• [Given data]:
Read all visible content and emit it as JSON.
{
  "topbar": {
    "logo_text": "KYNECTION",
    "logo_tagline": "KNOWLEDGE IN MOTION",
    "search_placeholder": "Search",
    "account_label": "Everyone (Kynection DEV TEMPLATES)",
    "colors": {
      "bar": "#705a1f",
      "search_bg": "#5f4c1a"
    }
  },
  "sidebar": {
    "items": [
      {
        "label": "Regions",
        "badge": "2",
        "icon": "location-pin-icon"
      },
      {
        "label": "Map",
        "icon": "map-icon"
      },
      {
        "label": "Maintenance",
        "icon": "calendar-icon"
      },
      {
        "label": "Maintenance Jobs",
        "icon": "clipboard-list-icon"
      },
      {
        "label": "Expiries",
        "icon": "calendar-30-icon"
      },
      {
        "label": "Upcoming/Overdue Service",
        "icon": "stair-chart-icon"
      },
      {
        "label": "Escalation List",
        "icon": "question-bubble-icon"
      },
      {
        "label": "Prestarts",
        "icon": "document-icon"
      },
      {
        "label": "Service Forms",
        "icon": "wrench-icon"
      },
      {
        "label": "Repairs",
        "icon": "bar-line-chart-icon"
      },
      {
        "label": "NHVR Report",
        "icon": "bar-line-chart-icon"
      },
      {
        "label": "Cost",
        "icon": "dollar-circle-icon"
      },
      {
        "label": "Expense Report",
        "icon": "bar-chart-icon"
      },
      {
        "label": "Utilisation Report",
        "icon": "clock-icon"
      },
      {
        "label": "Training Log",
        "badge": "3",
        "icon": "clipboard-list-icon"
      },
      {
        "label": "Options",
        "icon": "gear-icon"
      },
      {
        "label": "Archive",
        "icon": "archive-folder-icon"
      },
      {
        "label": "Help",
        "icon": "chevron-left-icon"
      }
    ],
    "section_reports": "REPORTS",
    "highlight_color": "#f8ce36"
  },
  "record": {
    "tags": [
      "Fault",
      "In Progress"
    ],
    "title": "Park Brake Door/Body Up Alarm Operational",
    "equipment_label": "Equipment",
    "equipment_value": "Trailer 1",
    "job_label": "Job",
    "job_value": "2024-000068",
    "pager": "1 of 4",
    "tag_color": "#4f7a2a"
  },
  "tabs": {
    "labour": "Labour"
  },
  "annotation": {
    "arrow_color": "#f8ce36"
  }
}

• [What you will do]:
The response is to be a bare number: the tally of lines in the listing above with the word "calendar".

• [Solution to the exercise]:
2